Apple (Nasdaq: GOOG) is told to pay $368 million in a patent suit about video calling technology, and Google (Nasdaq: GOOG) as well as AOL lose a patent case about search engine ad patent in court decisions disclosed Tuesday.

Apple vs. VirnetX Case

VirnetX Holding Corp. was awarded $368.2 million after a federal jury yesterday said Apple Inc. infringed its patents for virtual-private-network technology used in Apple’s FaceTime video-calling function.

VirnetX, which won a $200 million settlement from Microsoft Corp. in 2010, accused Apple of infringing four patents related to private networks. The case targeted Apple’s iPhone, iPod Touch and iPad as well as Mac computers that use the FaceTime function. Apple denied infringing the patents and contends they’re invalid.

The VirnetX patents cover the use of a domain-name service to set up virtual private networks, through which a website owner can interact with customers in a secure way or an employee can work at home and get access to a company’s electronic files. VirnetX had sought $708 million in damages.

“For years Apple refused to pay fair value for the VirnetX patents,” Doug Cawley, a lawyer with McKool Smith in Dallas who represents VirnetX, said in closing arguments. “Apple says they don’t infringe.

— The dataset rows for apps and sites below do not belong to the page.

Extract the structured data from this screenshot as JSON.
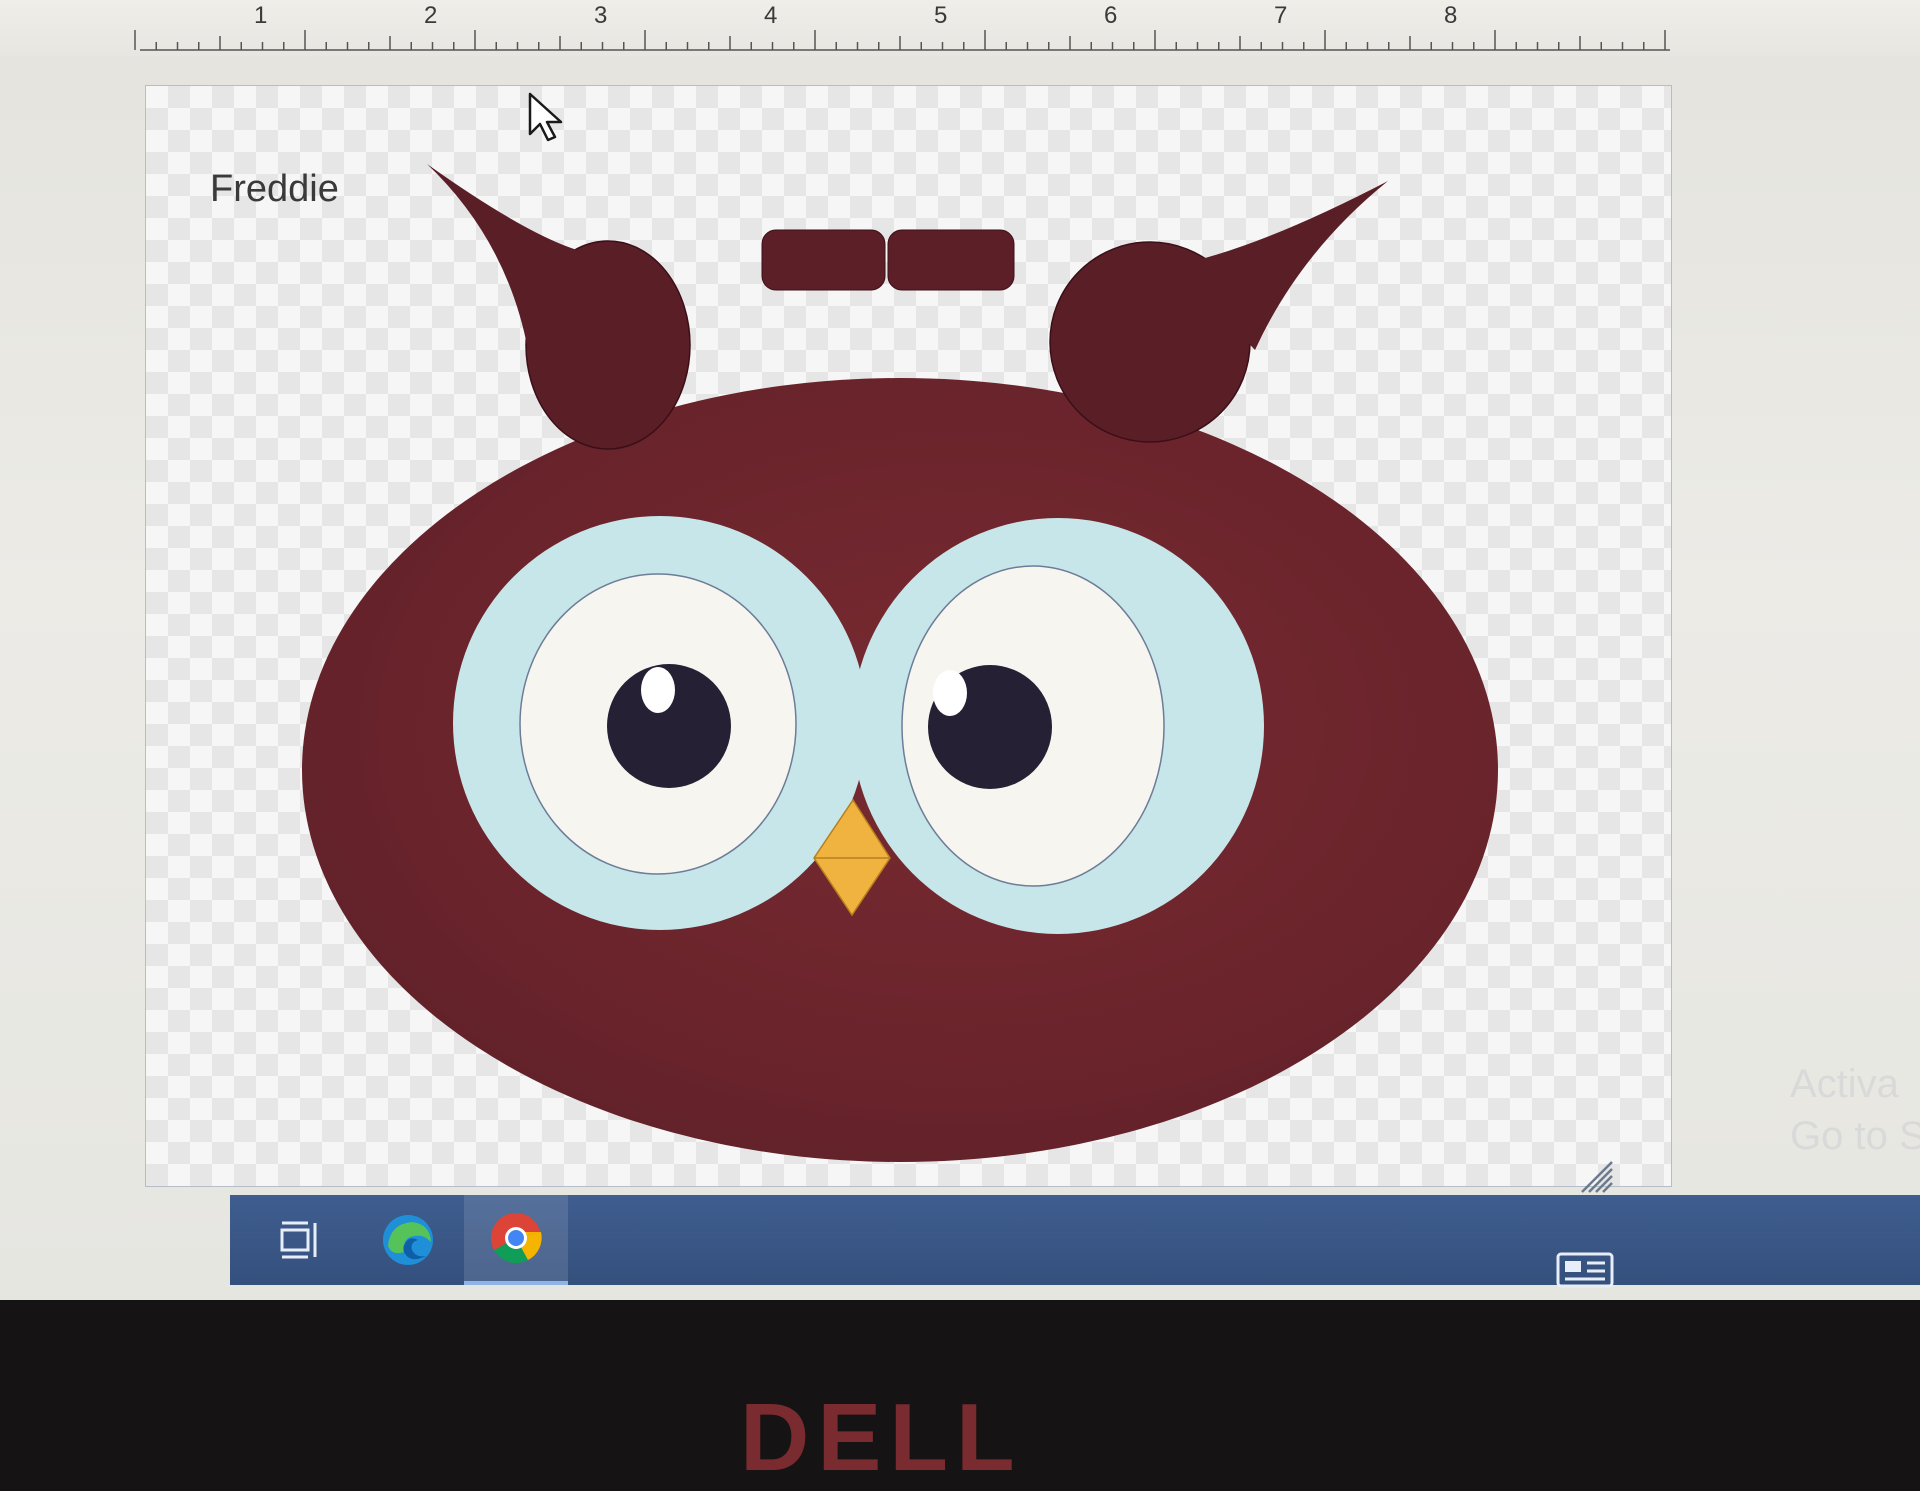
{
  "ruler": {
    "numbers": [
      "1",
      "2",
      "3",
      "4",
      "5",
      "6",
      "7",
      "8"
    ]
  },
  "drawing": {
    "title": "Freddie",
    "colors": {
      "body": "#6e2a30",
      "ear": "#5a1e27",
      "eye_ring": "#c7e6ea",
      "eye_white": "#f7f5f0",
      "pupil": "#252033",
      "beak": "#f1b33f",
      "canvas_border": "#b6bcc9"
    }
  },
  "watermark": {
    "line1": "Activa",
    "line2": "Go to Se"
  },
  "taskbar": {
    "color": "#3f5d8f",
    "items": [
      {
        "icon": "task-view-icon"
      },
      {
        "icon": "edge-icon"
      },
      {
        "icon": "chrome-icon"
      }
    ],
    "tray": {
      "icon": "news-icon"
    }
  },
  "bezel": {
    "logo": "DELL"
  }
}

But Apple developers testified that they didn’t pay any attention to anyone’s patents when developing their system.”

Following the verdict, Cawley said VirnetX would seek an order to block further use of its inventions. Kristin Huguet, a spokeswoman for Apple, said yesterday the company had no comment.

The focus of the trial before U.S. District Judge Leonard Davis was on Apple’s FaceTime, which lets people use Mac computers to make video calls to an iPhone, iPod Touch or iPad. The Cupertino, California-based company said it used a different technology than what was covered by the VirnetX patents.

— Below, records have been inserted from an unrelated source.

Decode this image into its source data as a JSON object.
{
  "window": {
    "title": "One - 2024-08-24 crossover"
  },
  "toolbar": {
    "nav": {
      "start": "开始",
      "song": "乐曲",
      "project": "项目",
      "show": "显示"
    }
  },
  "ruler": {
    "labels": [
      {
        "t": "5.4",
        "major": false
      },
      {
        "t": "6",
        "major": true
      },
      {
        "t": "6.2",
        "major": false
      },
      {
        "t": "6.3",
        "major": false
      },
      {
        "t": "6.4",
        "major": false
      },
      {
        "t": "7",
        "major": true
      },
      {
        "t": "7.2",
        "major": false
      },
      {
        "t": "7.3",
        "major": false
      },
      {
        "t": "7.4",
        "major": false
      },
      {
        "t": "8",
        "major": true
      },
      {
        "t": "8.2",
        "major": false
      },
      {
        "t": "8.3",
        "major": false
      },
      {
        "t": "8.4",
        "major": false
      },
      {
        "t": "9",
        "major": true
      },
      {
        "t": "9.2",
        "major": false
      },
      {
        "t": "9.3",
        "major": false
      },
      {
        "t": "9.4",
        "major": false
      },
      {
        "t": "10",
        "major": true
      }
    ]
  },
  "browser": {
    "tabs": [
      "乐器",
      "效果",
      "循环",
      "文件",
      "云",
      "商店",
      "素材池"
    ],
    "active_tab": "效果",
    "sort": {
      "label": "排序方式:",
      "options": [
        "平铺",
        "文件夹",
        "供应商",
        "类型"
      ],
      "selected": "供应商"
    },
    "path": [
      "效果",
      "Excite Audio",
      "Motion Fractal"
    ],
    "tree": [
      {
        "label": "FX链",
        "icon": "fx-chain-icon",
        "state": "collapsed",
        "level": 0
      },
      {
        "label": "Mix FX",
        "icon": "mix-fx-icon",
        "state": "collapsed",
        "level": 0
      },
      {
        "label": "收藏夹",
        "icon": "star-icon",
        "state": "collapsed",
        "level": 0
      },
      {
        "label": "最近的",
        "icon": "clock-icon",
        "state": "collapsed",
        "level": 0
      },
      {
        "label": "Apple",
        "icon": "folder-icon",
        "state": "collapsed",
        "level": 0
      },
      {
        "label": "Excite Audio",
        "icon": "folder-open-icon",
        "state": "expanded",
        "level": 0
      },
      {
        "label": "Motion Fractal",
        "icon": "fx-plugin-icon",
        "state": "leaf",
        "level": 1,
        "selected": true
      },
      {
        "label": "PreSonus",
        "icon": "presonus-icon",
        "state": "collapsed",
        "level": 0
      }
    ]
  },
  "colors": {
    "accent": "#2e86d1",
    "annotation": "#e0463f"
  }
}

“Apple does not owe money to VirnetX,” Danny Williams, a lawyer with Williams, Morgan & Amerson in Houston who represents Apple, told the jury. “VirnetX is not entitled to money for things they did not invent. The VirnetX technology, if used, is a small part of very large, complex products.”

The case has received so much attention that Davis ordered the parties on Oct. 19 to tell their investors to stop calling the court. He said in a court filing that his office is receiving more than 10 calls a day.

The technology stemmed from work performed by SAIC Inc. for the U.S. Central Intelligence Agency to develop secure communications, VirnetX has said. VirnetX, based in Zephyr Cove, Nevada, was formed by former employees of SAIC, which was named as a party in the complaint though isn’t participating. According to VirnetX regulatory filings, McLean, Virginia-based SAIC may be entitled to a share of any verdict or settlement.

Vringo vs. Google, AOL

Vringo Inc., owner of technology developed by the Lycos Inc. search engine, said it was awarded about $30 million from Google Inc. and some Google customers, including AOL Inc., over patented ways to generate advertising revenue.

The companies infringed two patents owned by Vringo, a federal jury in Norfolk, Virginia, decided today. Vringo said it was awarded a 3.5 percent continuing royalty rate on the patents, which expire in 2016.

Vringo claimed Google’s Adsense program, which is also used as the advertising platform for third-party companies and AOL Search Marketplace, infringed the patents. The company had been seeking $493 million, before U.S. District Judge Raymond Jackson ruled that Vringo couldn’t collect any damages that might have occurred before the suit was filed in September 2011.

“We remain confident that the patents here are invalid, that we did not infringe them, and that we will ultimately win this case,” Google attorney Catherine Lacavera said in a statement.

Google was told to pay $15.8 million, AOL $7.94 million, and IAC Search & Media Inc. $6.65 million, Vringo said in a statement. Target Corp. was told to pay $98,833 and Gannett Co. $4,322. The companies all use Google’s program to display ads based on search results.

Jackson still has to rule on one validity issue, and both companies are expected to file post- trial arguments, Vringo said.